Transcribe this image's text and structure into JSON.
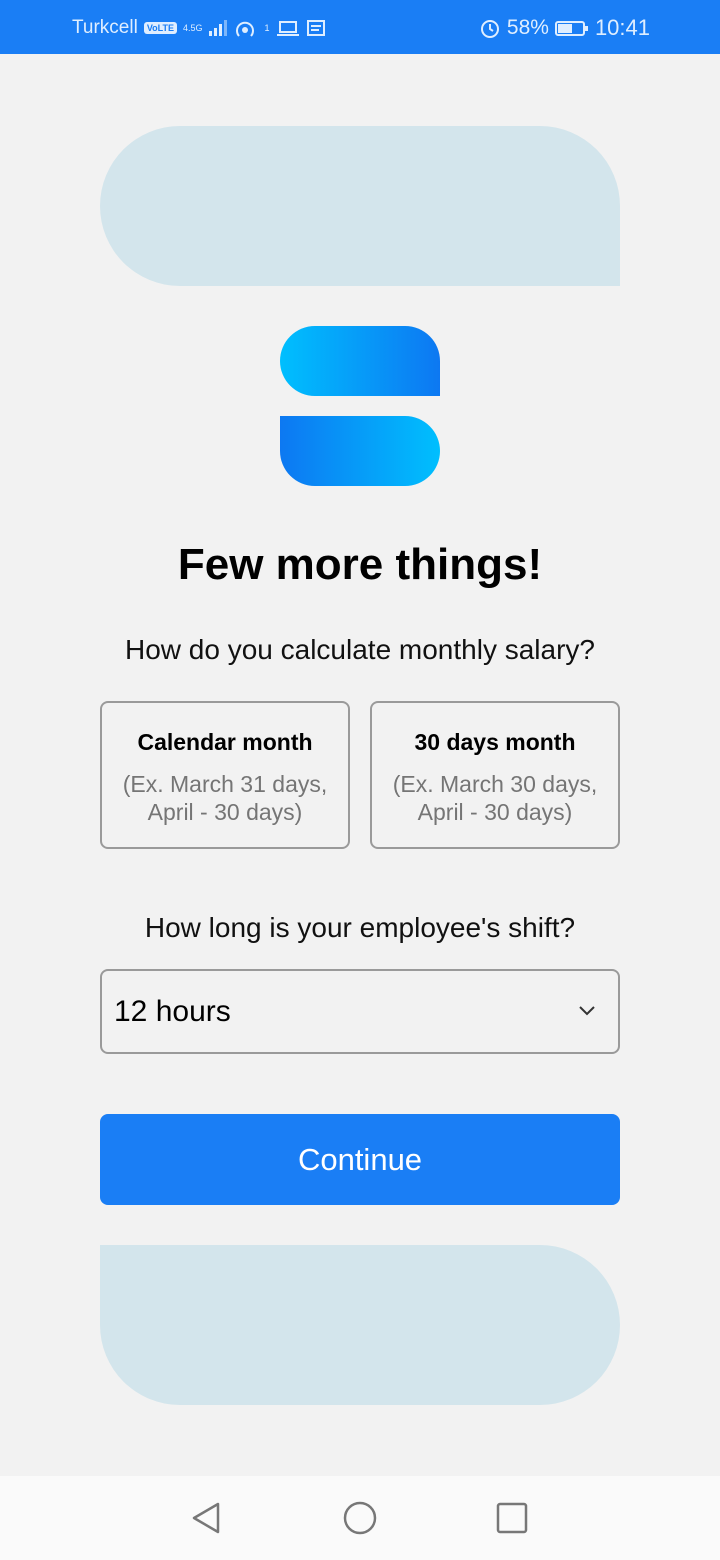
{
  "status_bar": {
    "carrier": "Turkcell",
    "volte": "VoLTE",
    "network": "4.5G",
    "hotspot_count": "1",
    "battery_percent": "58%",
    "battery_level": 0.58,
    "time": "10:41"
  },
  "page": {
    "title": "Few more things!",
    "salary_question": "How do you calculate monthly salary?",
    "options": [
      {
        "title": "Calendar month",
        "description": "(Ex. March 31 days, April - 30 days)"
      },
      {
        "title": "30 days month",
        "description": "(Ex. March 30 days, April - 30 days)"
      }
    ],
    "shift_question": "How long is your employee's shift?",
    "shift_select": {
      "value": "12 hours"
    },
    "continue_label": "Continue"
  },
  "colors": {
    "primary": "#1a7ef5",
    "deco": "#d3e5ec",
    "logo_light": "#00bffe",
    "logo_dark": "#0d78f2",
    "background": "#f2f2f2"
  },
  "icons": {
    "logo": "app-logo",
    "select": "chevron-down-icon",
    "nav": [
      "back-icon",
      "home-icon",
      "recent-apps-icon"
    ]
  }
}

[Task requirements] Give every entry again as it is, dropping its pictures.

[Output below]
Transcribe this image's text and structure into JSON.
{
  "status_bar": {
    "carrier": "Turkcell",
    "volte": "VoLTE",
    "network": "4.5G",
    "hotspot_count": "1",
    "battery_percent": "58%",
    "battery_level": 0.58,
    "time": "10:41"
  },
  "page": {
    "title": "Few more things!",
    "salary_question": "How do you calculate monthly salary?",
    "options": [
      {
        "title": "Calendar month",
        "description": "(Ex. March 31 days, April - 30 days)"
      },
      {
        "title": "30 days month",
        "description": "(Ex. March 30 days, April - 30 days)"
      }
    ],
    "shift_question": "How long is your employee's shift?",
    "shift_select": {
      "value": "12 hours"
    },
    "continue_label": "Continue"
  },
  "colors": {
    "primary": "#1a7ef5",
    "deco": "#d3e5ec",
    "logo_light": "#00bffe",
    "logo_dark": "#0d78f2",
    "background": "#f2f2f2"
  },
  "icons": {
    "logo": "app-logo",
    "select": "chevron-down-icon",
    "nav": [
      "back-icon",
      "home-icon",
      "recent-apps-icon"
    ]
  }
}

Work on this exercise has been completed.